He explained that if you do a crime in Bocas you stay in that prison for your first night but then you get transferred to the prison in Changuinola on the mainland because the Bocas one only has two rooms, one for girls and one for boys. The boys’ room was actually right next to the reception area and the wall had a giant window in it (not a window, just a gap basically) looking through to the reception, and then I suddenly realised there were prisoners in there who had heard everything we said!
One of them came over to the gap and asked us to go and buy him fried chicken and come back and give it to him because he was hungry but we told him we had no money. The window gap thing is really big so I asked how come the prisoners didn’t just climb out, but Modesto said they have chains round their ankles which are attached to heavy metal balls so they can’t go anywhere. I’d heard of that in movies and stuff but I didn’t think it was still used today!!
There’s absolutely nothing in the cell except a toilet, so if they want to sleep they have to lie down on the concrete floor. The room wasn’t very big but he said sometimes there are up to about 10 people in there. I’ve never been to a prison in England but I’ve seen documentaries etc, and people there have TVs in their rooms and beds with duvets etc. I think the Bocas prison is a lot more effective at putting people off doing crimes!
Anyway after about 20 minutes we went to Munchies and told Modesto we’d come and visit him another day. Sure enough, the next day we went back to the police station at about midnight when we’d had a few drinks, but a guy called Espinosa was there, not Modesto. He was equally as friendly so we chilled with him for about 20 minutes and asked him to take a picture of us in the back of the police car. I don’t think he’s destined to be a photographer because we asked him to include the whole car but this is what happened:

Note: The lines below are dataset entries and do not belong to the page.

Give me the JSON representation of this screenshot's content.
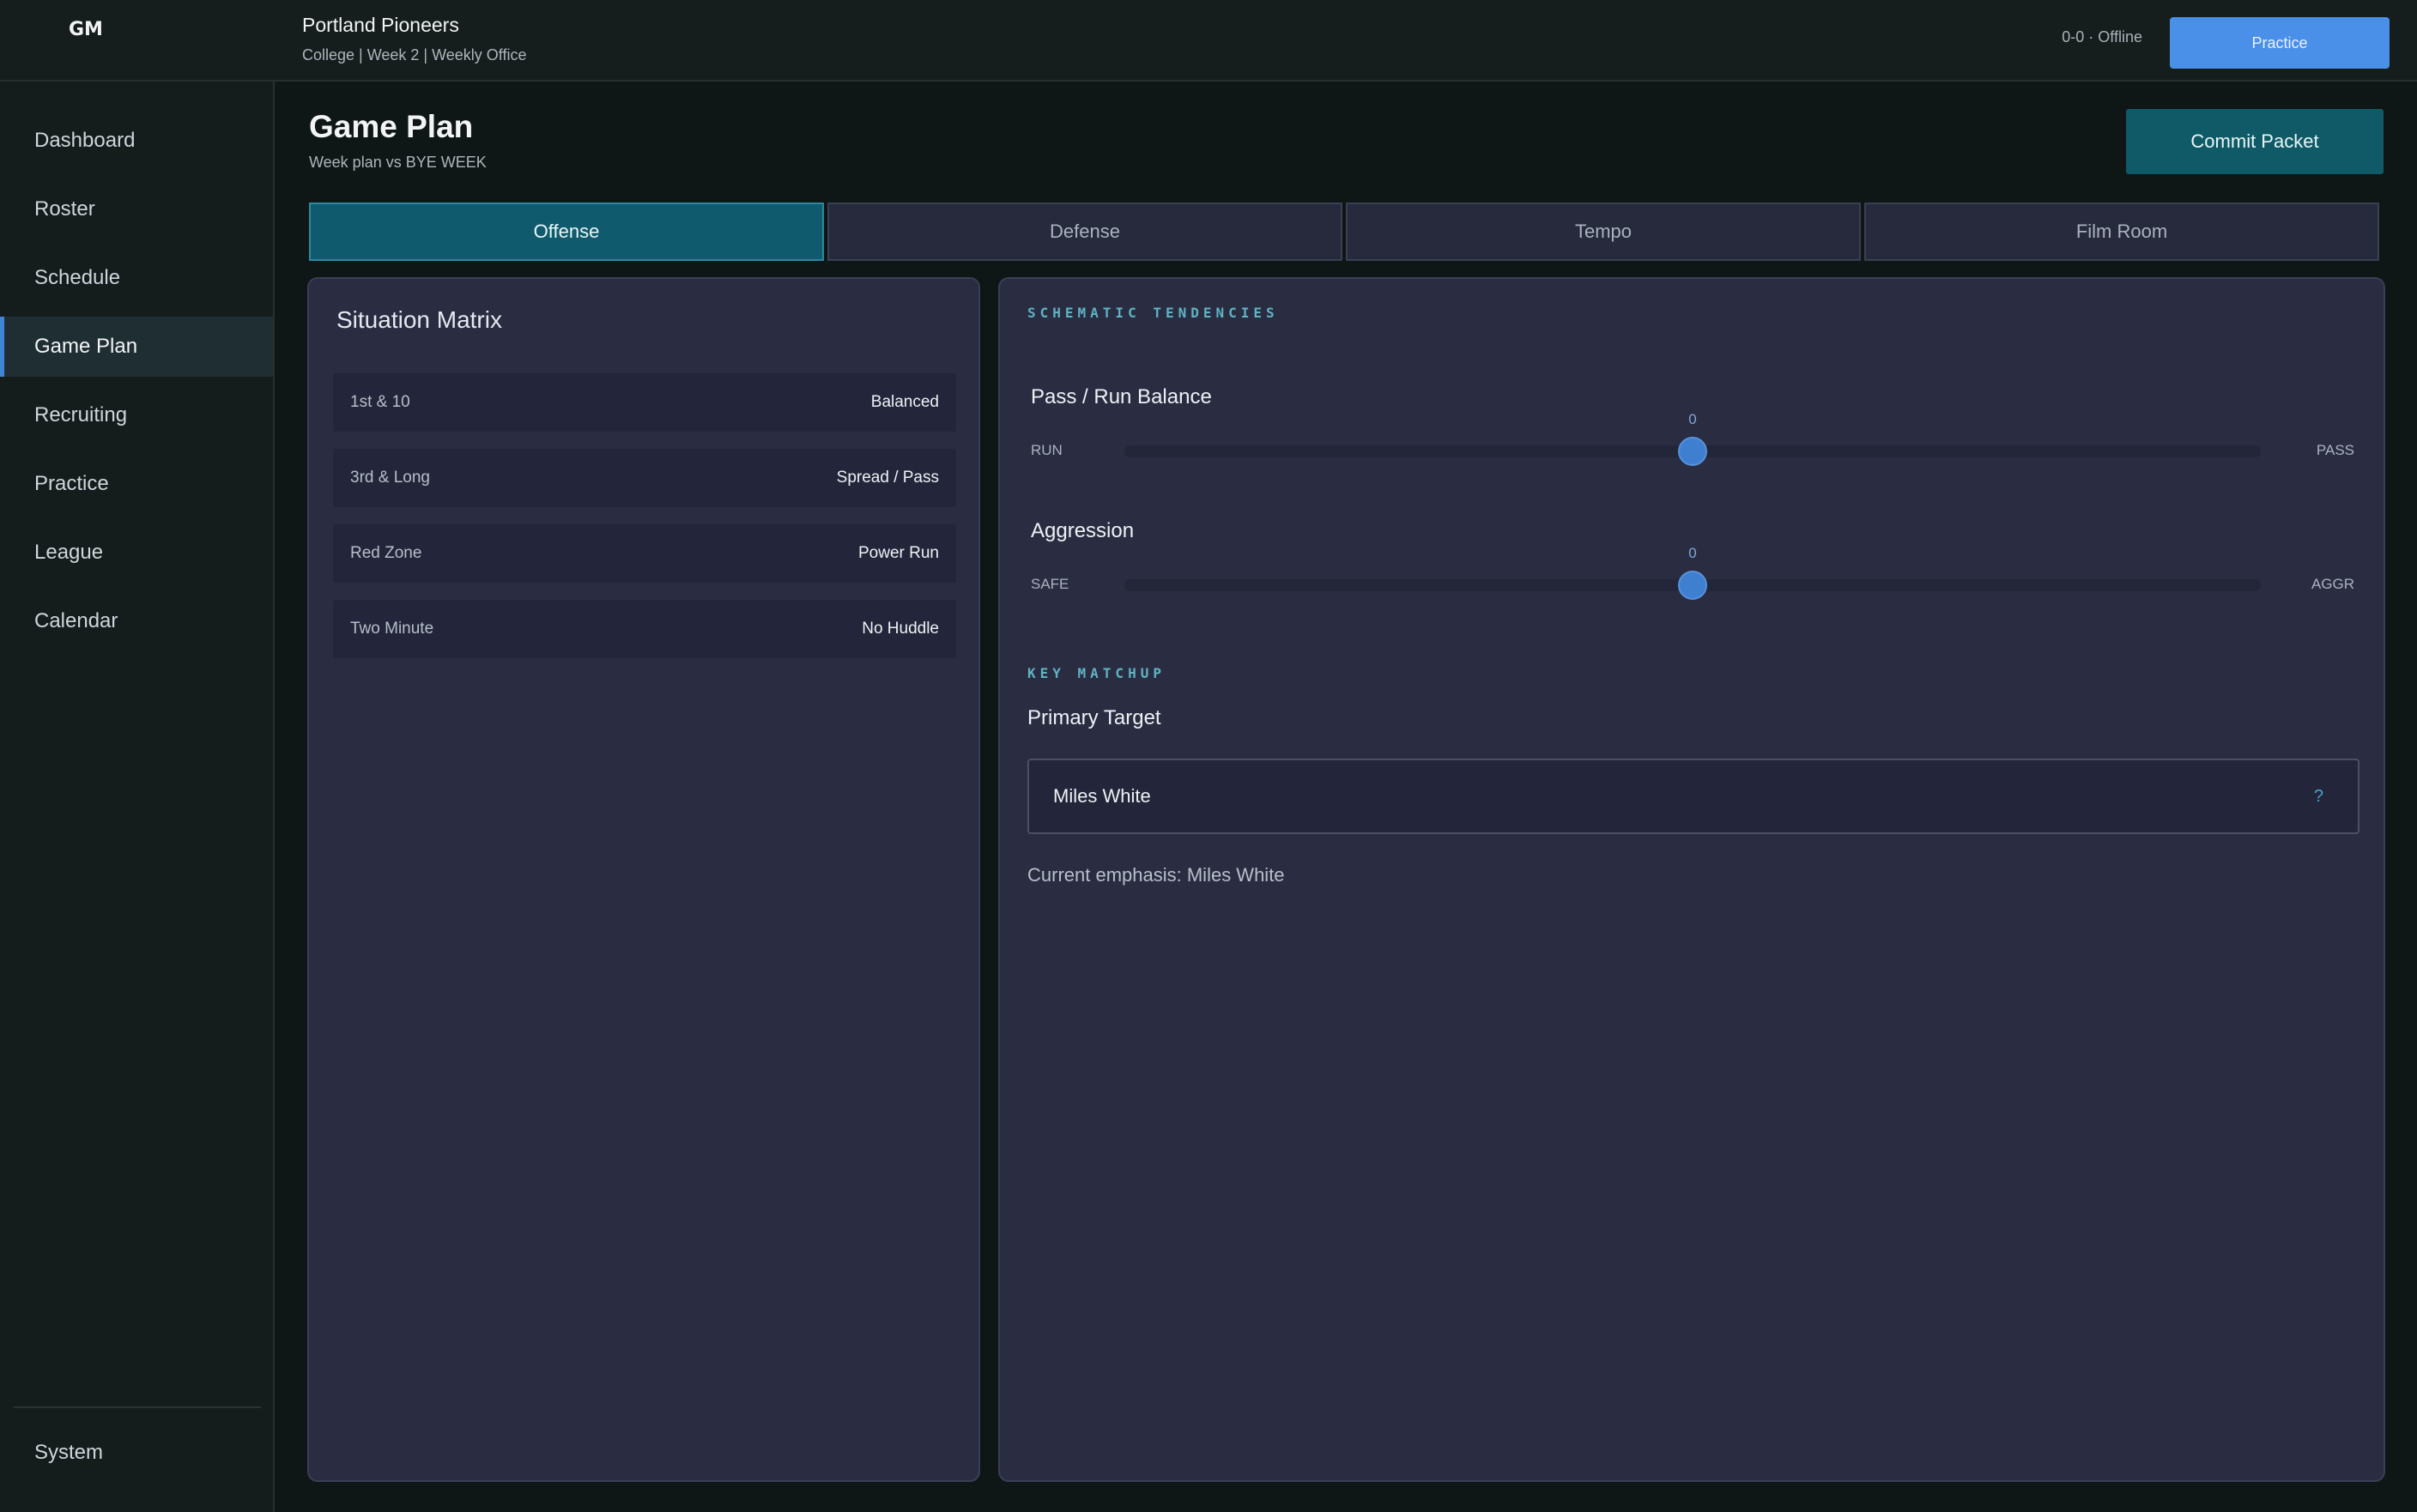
{
  "header": {
    "logo_text": "GM",
    "team_name": "Portland Pioneers",
    "team_sub": "College | Week 2 | Weekly Office",
    "status": "0-0 · Offline",
    "practice_label": "Practice"
  },
  "sidebar": {
    "items": [
      {
        "label": "Dashboard"
      },
      {
        "label": "Roster"
      },
      {
        "label": "Schedule"
      },
      {
        "label": "Game Plan",
        "active": true
      },
      {
        "label": "Recruiting"
      },
      {
        "label": "Practice"
      },
      {
        "label": "League"
      },
      {
        "label": "Calendar"
      }
    ],
    "bottom_item": "System"
  },
  "page": {
    "title": "Game Plan",
    "subtitle": "Week plan vs BYE WEEK",
    "commit_label": "Commit Packet"
  },
  "tabs": [
    {
      "label": "Offense",
      "active": true
    },
    {
      "label": "Defense"
    },
    {
      "label": "Tempo"
    },
    {
      "label": "Film Room"
    }
  ],
  "situation_matrix": {
    "title": "Situation Matrix",
    "rows": [
      {
        "situation": "1st & 10",
        "call": "Balanced"
      },
      {
        "situation": "3rd & Long",
        "call": "Spread / Pass"
      },
      {
        "situation": "Red Zone",
        "call": "Power Run"
      },
      {
        "situation": "Two Minute",
        "call": "No Huddle"
      }
    ]
  },
  "tendencies": {
    "section_label": "SCHEMATIC TENDENCIES",
    "sliders": [
      {
        "title": "Pass / Run Balance",
        "left": "RUN",
        "right": "PASS",
        "value": "0",
        "position": 0.5
      },
      {
        "title": "Aggression",
        "left": "SAFE",
        "right": "AGGR",
        "value": "0",
        "position": 0.5
      }
    ]
  },
  "matchup": {
    "section_label": "KEY MATCHUP",
    "primary_target_label": "Primary Target",
    "selected": "Miles White",
    "select_hint": "?",
    "emphasis": "Current emphasis: Miles White"
  },
  "colors": {
    "accent": "#4a90e8",
    "tab_active": "#0f5a6c",
    "commit": "#0f5a66",
    "panel": "#2a2d42"
  }
}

(The random white guy is our neighbour who happened to be walking past at the time). We bumped into Modesto in the supermarket yesterday and he remembered our names, which I was quite impressed by. I don’t know if we’ll ever go there when neither of us is drunk, but if we continue like this then the whole Bocas police force will know us very well by the time we go back to our countries.